The walk took us along the North Shore coastline and the most startling thing was the huge amount of Portuguese Man o' War
lying on the beaches. They are known to swarm in their thousands and the warmer waters followed by the recent strong north-easterly winds had washed these deceptively innocuous bag like creatures given their paralysing sting, up on to the sand. I prodded one with my trainer and then I was off.
The Bermuda Railway Trail
is deserving of a lot more attention and I will get back to it soon.
Yesterday the sun was blazing in the afternoon and with friends we headed out in the other direction, west from our house to the Parish of Somerset, and across the smallest drawbridge in the world
to two beautiful spots.Fort Scaur
(the link does it no justice at all) was part of a ring of fortifications constructed in the 19th century, during a period of troubled relations between Britain and the United States and has been beautifully restored with subterranean passages, but the best bit is on top of the hill as the panoramic views were stunning.
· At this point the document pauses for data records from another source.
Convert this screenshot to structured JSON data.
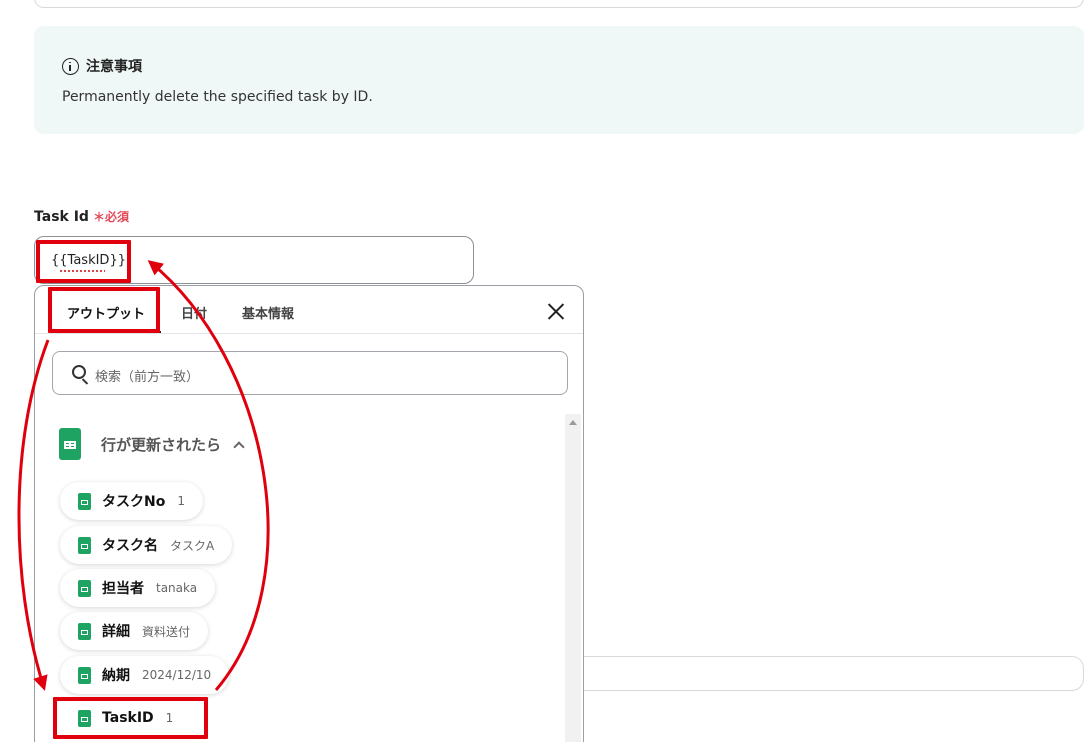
{
  "notice": {
    "title": "注意事項",
    "text": "Permanently delete the specified task by ID."
  },
  "field": {
    "label": "Task Id",
    "required": "＊必須",
    "value": "{{TaskID}}"
  },
  "popup": {
    "tabs": [
      "アウトプット",
      "日付",
      "基本情報"
    ],
    "active_tab": "アウトプット",
    "search_placeholder": "検索（前方一致）",
    "group": {
      "label": "行が更新されたら",
      "icon": "google-sheets-icon",
      "items": [
        {
          "label": "タスクNo",
          "value": "1"
        },
        {
          "label": "タスク名",
          "value": "タスクA"
        },
        {
          "label": "担当者",
          "value": "tanaka"
        },
        {
          "label": "詳細",
          "value": "資料送付"
        },
        {
          "label": "納期",
          "value": "2024/12/10"
        },
        {
          "label": "TaskID",
          "value": "1"
        }
      ]
    }
  },
  "annotation_color": "#e0000d",
  "accent_green": "#1ea362"
}
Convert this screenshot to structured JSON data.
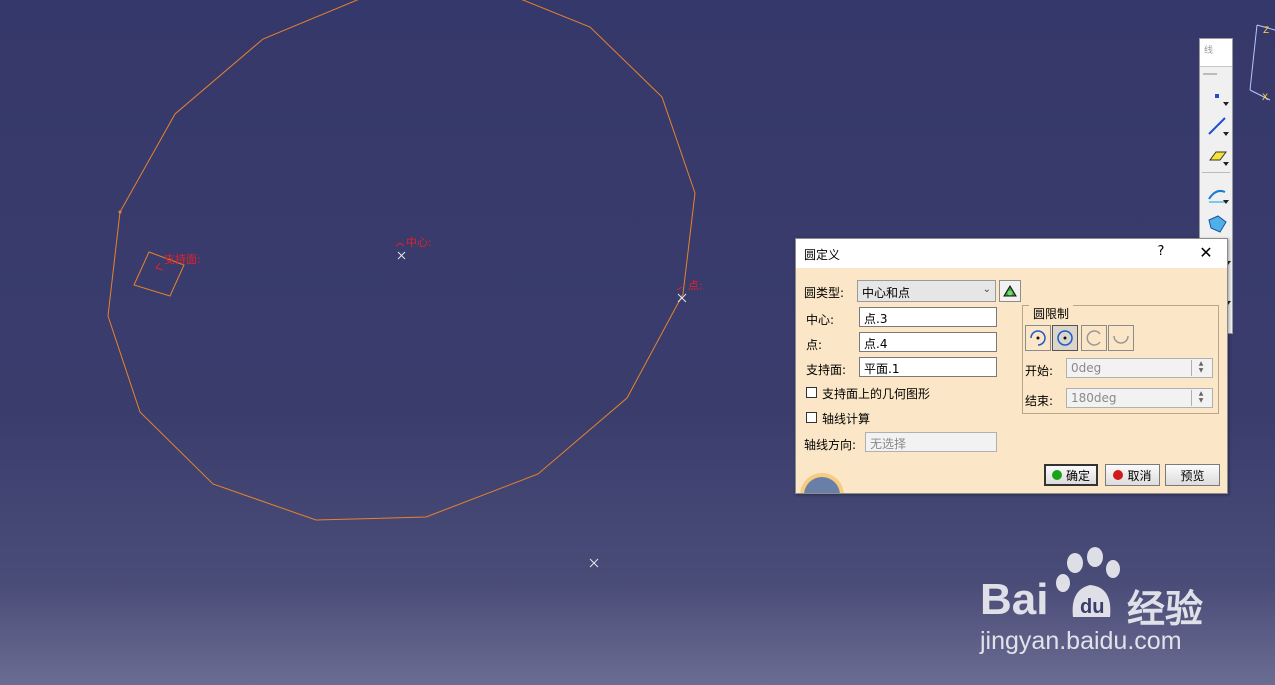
{
  "canvas": {
    "labels": {
      "support": "支持面:",
      "center": "中心:",
      "point": "点:"
    }
  },
  "toolbar": {
    "head": "线",
    "tools": [
      "point-icon",
      "line-icon",
      "plane-icon",
      "projection-icon",
      "intersection-icon"
    ]
  },
  "dialog": {
    "title": "圆定义",
    "help": "?",
    "close": "✕",
    "circle_type_label": "圆类型:",
    "circle_type_value": "中心和点",
    "center_label": "中心:",
    "center_value": "点.3",
    "point_label": "点:",
    "point_value": "点.4",
    "support_label": "支持面:",
    "support_value": "平面.1",
    "geometry_on_support": "支持面上的几何图形",
    "axis_compute": "轴线计算",
    "axis_direction_label": "轴线方向:",
    "axis_direction_placeholder": "无选择",
    "limits_legend": "圆限制",
    "start_label": "开始:",
    "start_value": "0deg",
    "end_label": "结束:",
    "end_value": "180deg",
    "ok": "确定",
    "cancel": "取消",
    "preview": "预览",
    "colors": {
      "ok_dot": "#1aa31a",
      "cancel_dot": "#d11b1b",
      "background": "#fbe7c7"
    }
  },
  "watermark": {
    "brand_left": "Bai",
    "brand_right": "经验",
    "url": "jingyan.baidu.com"
  }
}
Then just a mile up the road was just one of the tiniest and prettiest little chapels I have even seen. Part of a blissfully peaceful 43-acre tract of land known as the Heydon Trust, the chapel dates back to before 1620 and is still fully active. With lovely gardens and bluebird nest boxes strategically situated, I could have sat there for hours. The great outdoors.